On May 25, armed Huthi forces stormed a peaceful gathering of Baha’is in Sana’a, Yemen. They took 17 members of the Baha’i community, including five women and human rights and humanitarian workers. Since then, 12 individuals have been released following international pressure.

However, , five are still being held without fair reason by the Huthi’s security group, and they’re not allowed to talk to a lawyer. These five are in danger of being mistreated or even tortured by the Huthi leaders. Amnesty International calls on the Huthi de facto authorities to immediately and unconditionally release the remaining five Baha’i detainees as they are detained solely for the peaceful exercise of their human rights.

Here’s what you can do:

Write to the Huthi de facto authorities urging them to:

  • Immediately and unconditionally release all five Baha’i detainees in their custody.
  • End all forms of discrimination and persecution of the Baha’i minority and all others who are targeted solely for the peaceful exercise of their human rights including to freedom of religion and belief.

Write to:

Spokesperson for the Huthi de facto authorities

Mohamed Abdelsalam

Email: mdabdalsalam@gmail.com

Twitter/X: @abdusalamsalah

Salutation: Dear Mohamed Abdelsalam,

And copy:

His Excellency Jamal Abdullah Yahya AL-SALLAL


Embassy of the Republic of Yemen

54 Chamberlain Avenue

Ottawa, ON K1S 1V9

Tel: (613) 729-6627 Fax: (613) 729-8915

Email: yeminfo@yemenembassy.ca

Recent Developments and Historical Context

On May 25, armed Huthi militants disrupted a peaceful gathering of the Baha’i community in Sana’a, Yemen, forcibly abducting 17 individuals, among them five women and advocates for human rights and humanitarian causes. Amnesty International has been closely monitoring the plight of 82 Baha’is in Yemen since 2015, who have been apprehended by the Huthi de facto authorities. These individuals have endured enforced disappearances, torture, solitary confinement, and have been denied fair legal proceedings.
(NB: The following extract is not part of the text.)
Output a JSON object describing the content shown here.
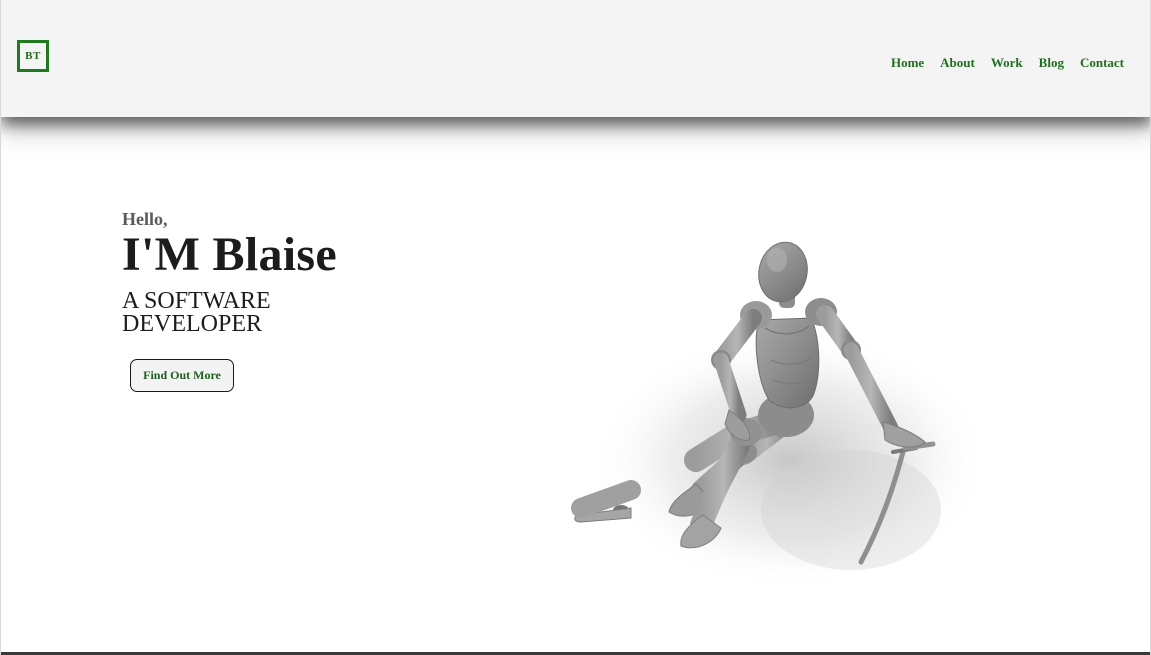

In 2016, five Baha’i members were detained without formal charges or trial for an extended period exceeding two years. It wasn’t until September 2018 that they were accused of serious offenses, including espionage, some of which carry the death penalty. Their prosecution was part of a larger trial involving 24 Baha’is in total, with 19 being charged in absentia, including the teenage daughter of a detainee. In 2020, the Huthi authorities announced the release of all Baha’i detainees on the condition of their exile from Yemen, although the charges against the 24 Baha’is remained unresolved.

Hamid Haydara, a Baha’i imprisoned for his beliefs, was released in 2020 after his initial detention in 2013. He faced a death sentence in 2018 but was pardoned in 2020. Amnesty International has expressed concerns regarding the basis for his detention, the deeply flawed legal process he underwent, including prolonged pre-trial detention, excessive trial delays, torture, and other forms of mistreatment, as well as the denial of legal representation during interrogations.

International Reactions and Persistent Issues

Various factions involved in Yemen’s armed conflict, including Huthi militants, the internationally recognized government, the Southern Transitional Council, the Saudi-led coalition, and UAE-supported Yemeni forces, have committed violations of international human rights and humanitarian law. These include deliberate killings, arbitrary detentions, enforced disappearances, torture, mistreatment, and conducting unfair trials.

On October 17, 2023, the UN Human Rights Council passed a resolution urging the Huthi de facto authorities to remove barriers to the delivery of humanitarian aid, release kidnapped humanitarian workers, and end acts of violence and discrimination against women and individuals targeted based on their religion or beliefs.

Please take action as soon as possible until May 10, 2024! The UA will be duly updated should there be the need for further action.